Drink: Dark beer; gin; vodka. Or, anything that you have available. Currently, I am giving him whatever variety of gin I have on hand, though in the past I had a dedicated bottle of Death’s Door gin for Him from a local distillery.)
Other offerings: Gold or gold-colored coins; beads, shells, spices; anything else than has been used/can be as currency. Also, loose tobacco or cigars, either smoked or not. Seashells; fishing gear; boats. Anchors are another key image with which I adorn his altar.
I’ve started a series on Patheos recently on offerings for the Norse Gods. This first one covers suggested offerings for the Vanir: http://www.patheos.com/blogs/agora/2016/01/happily-heathen-offerings-for-the-gods-part-one-the-vanir/.
It’s funny how I can know a lot of things on an abstract, intellectual level, but that information doesn’t really make much difference until I actually experience it myself, or for whatever reason it hits at a heart level.
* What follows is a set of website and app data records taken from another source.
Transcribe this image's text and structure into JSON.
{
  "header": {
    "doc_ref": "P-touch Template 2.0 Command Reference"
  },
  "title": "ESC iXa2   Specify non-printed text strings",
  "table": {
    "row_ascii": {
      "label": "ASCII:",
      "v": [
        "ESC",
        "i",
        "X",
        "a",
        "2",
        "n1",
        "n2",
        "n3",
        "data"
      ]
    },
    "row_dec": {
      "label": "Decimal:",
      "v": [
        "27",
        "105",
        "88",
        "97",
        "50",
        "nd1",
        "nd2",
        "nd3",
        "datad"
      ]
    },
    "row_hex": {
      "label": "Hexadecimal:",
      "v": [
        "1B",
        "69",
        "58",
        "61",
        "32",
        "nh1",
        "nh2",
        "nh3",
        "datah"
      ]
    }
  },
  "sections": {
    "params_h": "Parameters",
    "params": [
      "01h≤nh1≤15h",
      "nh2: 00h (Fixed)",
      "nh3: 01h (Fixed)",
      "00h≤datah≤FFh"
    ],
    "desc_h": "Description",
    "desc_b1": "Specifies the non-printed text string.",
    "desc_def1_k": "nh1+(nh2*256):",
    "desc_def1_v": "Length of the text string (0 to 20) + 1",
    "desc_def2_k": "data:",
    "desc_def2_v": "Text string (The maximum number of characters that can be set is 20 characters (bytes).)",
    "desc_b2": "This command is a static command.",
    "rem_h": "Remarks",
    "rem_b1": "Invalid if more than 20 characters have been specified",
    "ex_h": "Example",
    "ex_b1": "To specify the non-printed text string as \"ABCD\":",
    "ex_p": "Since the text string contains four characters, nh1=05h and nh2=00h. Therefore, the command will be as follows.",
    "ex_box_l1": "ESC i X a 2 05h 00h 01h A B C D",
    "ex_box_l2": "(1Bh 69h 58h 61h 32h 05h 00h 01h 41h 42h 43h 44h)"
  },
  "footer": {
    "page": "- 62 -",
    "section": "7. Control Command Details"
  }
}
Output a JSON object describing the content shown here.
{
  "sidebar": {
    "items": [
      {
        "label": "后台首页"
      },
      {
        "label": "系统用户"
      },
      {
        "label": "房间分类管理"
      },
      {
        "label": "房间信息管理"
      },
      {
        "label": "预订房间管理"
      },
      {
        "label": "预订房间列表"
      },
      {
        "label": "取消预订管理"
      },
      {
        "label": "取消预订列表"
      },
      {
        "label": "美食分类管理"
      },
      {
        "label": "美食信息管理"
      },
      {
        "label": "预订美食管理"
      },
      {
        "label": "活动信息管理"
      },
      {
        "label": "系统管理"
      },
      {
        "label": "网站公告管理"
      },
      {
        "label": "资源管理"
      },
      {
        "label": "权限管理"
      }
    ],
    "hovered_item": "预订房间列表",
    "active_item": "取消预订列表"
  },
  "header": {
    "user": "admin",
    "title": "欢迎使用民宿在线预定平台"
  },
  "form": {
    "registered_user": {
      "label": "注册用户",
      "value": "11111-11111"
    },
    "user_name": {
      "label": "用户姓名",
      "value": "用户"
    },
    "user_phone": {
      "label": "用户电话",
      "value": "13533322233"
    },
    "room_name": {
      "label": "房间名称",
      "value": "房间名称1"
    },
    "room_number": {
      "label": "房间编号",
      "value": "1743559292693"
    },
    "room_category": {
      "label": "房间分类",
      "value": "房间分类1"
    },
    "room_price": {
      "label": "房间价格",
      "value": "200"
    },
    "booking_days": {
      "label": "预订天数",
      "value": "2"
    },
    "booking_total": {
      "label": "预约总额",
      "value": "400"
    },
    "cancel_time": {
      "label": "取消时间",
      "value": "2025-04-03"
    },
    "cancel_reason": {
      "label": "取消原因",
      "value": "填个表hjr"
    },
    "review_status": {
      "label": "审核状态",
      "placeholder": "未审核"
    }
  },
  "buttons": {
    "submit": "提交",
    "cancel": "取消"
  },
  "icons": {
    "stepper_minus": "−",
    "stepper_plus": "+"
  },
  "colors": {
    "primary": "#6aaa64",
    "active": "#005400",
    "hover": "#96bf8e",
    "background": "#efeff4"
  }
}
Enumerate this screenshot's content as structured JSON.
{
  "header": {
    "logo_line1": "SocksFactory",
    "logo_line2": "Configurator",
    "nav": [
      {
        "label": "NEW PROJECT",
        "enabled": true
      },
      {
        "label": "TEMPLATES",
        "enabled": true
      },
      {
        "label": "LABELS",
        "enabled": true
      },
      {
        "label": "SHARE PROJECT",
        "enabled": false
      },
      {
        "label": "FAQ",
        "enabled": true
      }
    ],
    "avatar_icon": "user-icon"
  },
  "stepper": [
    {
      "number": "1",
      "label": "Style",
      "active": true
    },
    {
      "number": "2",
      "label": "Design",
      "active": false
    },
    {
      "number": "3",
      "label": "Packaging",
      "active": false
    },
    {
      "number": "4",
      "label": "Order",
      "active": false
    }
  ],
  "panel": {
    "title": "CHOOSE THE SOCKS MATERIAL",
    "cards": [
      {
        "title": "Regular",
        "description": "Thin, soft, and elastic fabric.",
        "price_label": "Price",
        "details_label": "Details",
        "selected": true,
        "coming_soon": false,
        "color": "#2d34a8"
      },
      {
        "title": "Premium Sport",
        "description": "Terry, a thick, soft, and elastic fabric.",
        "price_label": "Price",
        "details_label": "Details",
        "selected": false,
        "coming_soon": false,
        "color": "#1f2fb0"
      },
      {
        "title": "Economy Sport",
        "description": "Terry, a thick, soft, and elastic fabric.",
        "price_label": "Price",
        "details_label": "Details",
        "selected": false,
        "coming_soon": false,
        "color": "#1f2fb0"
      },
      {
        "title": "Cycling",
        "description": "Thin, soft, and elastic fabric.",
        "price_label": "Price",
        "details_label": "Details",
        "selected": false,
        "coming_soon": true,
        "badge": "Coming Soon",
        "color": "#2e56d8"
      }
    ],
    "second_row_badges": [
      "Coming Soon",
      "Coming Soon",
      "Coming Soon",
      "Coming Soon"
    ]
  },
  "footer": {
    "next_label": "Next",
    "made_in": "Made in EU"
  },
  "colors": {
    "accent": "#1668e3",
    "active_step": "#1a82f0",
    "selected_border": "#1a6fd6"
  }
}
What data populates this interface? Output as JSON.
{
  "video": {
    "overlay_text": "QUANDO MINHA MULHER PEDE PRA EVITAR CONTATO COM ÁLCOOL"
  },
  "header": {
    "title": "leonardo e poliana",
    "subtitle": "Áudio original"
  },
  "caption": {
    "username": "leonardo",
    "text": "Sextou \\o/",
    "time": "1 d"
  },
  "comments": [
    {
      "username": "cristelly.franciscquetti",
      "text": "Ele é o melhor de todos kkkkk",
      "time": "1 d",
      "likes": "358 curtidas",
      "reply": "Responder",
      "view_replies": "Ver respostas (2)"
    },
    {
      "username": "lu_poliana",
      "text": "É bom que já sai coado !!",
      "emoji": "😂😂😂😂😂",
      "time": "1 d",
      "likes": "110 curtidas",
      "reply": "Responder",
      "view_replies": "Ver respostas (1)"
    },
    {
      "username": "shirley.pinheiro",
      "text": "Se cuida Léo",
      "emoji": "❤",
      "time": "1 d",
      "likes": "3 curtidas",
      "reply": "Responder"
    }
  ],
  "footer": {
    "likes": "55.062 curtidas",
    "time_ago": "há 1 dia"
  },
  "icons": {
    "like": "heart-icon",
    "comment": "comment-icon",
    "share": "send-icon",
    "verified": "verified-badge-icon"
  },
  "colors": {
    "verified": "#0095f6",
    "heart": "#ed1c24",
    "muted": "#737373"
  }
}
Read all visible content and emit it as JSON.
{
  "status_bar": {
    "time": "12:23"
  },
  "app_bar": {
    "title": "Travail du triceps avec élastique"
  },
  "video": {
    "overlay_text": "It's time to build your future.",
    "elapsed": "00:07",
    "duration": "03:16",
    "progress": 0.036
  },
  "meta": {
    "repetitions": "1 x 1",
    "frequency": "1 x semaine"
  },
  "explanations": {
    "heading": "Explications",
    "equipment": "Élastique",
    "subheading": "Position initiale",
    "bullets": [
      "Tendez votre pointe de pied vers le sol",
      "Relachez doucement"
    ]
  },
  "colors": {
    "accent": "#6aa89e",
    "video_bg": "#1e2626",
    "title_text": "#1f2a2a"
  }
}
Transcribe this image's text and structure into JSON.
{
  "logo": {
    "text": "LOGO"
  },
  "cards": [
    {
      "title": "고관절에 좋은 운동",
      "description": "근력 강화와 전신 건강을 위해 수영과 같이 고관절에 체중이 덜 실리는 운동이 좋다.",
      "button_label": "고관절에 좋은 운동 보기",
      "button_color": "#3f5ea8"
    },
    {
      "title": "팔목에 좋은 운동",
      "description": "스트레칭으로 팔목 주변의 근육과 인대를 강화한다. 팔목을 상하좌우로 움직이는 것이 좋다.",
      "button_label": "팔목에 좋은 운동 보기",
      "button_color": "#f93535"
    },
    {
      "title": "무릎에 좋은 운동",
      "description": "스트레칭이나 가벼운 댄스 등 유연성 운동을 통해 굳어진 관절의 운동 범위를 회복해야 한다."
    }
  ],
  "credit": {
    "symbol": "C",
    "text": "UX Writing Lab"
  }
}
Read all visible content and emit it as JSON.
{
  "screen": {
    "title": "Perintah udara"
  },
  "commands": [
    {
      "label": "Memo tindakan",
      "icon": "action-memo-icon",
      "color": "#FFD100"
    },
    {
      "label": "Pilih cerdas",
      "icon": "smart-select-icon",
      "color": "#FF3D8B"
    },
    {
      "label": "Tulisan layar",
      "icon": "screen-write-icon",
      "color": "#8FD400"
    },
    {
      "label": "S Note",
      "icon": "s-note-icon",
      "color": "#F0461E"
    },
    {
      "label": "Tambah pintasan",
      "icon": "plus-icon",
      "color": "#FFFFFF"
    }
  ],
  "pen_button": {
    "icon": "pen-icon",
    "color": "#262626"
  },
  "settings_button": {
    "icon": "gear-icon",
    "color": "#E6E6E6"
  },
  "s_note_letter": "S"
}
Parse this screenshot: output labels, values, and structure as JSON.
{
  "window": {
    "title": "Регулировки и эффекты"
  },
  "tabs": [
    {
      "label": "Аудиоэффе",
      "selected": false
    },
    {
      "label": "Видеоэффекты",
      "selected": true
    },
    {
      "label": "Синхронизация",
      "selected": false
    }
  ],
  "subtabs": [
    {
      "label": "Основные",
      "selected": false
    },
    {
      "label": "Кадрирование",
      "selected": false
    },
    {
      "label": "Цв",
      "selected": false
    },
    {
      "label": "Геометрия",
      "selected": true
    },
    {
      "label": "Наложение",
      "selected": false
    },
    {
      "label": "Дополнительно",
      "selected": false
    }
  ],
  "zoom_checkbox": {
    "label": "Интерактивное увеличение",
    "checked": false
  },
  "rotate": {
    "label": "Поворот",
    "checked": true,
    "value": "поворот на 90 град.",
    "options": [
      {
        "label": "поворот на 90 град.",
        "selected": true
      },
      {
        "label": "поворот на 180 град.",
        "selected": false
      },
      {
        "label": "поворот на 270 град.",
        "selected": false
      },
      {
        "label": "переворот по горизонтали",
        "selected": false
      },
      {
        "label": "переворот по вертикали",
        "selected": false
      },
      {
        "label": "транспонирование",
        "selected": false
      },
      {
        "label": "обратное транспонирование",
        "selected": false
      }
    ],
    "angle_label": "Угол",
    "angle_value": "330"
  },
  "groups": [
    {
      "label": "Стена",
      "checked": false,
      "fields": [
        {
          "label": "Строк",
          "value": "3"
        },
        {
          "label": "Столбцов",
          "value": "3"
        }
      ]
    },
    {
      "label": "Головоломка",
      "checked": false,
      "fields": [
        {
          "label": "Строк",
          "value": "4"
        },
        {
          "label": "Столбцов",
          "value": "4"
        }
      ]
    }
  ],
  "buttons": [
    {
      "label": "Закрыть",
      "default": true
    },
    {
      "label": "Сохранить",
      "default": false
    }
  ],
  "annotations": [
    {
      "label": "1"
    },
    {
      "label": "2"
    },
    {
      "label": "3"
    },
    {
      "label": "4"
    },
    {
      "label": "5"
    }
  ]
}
Maybe it’s just me. /shrug
Yesterday’s example of this is the Hellenic tradition of burning offerings that are aimed at the sky gods (as opposed to burying those for the chthonic deities). I have a crapload of logistical stuff the next few days which involve a rental car, two different airports, luggage, a plane ride, a cat, a bus, a hotel, misc. paperwork, and my day job. (Plus, the weather in the Midwest, and getting my extremely reluctant parents to pick me up at the airport, which, to hear them talk, is equivalent to enduring a root canal with no anesthesia.) In any event, I’m completely stressed out because I have no control over most of this and there are a billion things that could go wrong. And I’m already exhausted from a 2.5 week trip. So! An offering to Hermes seemed in order.
I picked Him up a chili cheeseburger (Thenea’s suggestion) and burned bits of bit in a small brazier in another friend’s backyard. Now, I’ve known for a long time that this was The Thing to Do when giving offerings to the Greek deities; and logically, it makes sense–sky gods would want their offerings in a form that would go up into the sky–but it always felt a bit odd to me. But after slicing the burger up into small bits and feeding it to the fire for five hours or so, I finally got it. Yes–that smell of burning fat and meat is delicious, and not nearly as charcoal-y as I had expected. The experience is reminiscent of summer days when you get wafts of grilled meat from a neighbor’s barbecue. It made me hungry, and I had just eaten. So, yes, Greek Gods–I get it. And now that I do, I’ll be giving you more offerings in this way in the future.
And Io Hermes! Wish me safe, secure, hassle-free, efficient, and inexpensive travels this week!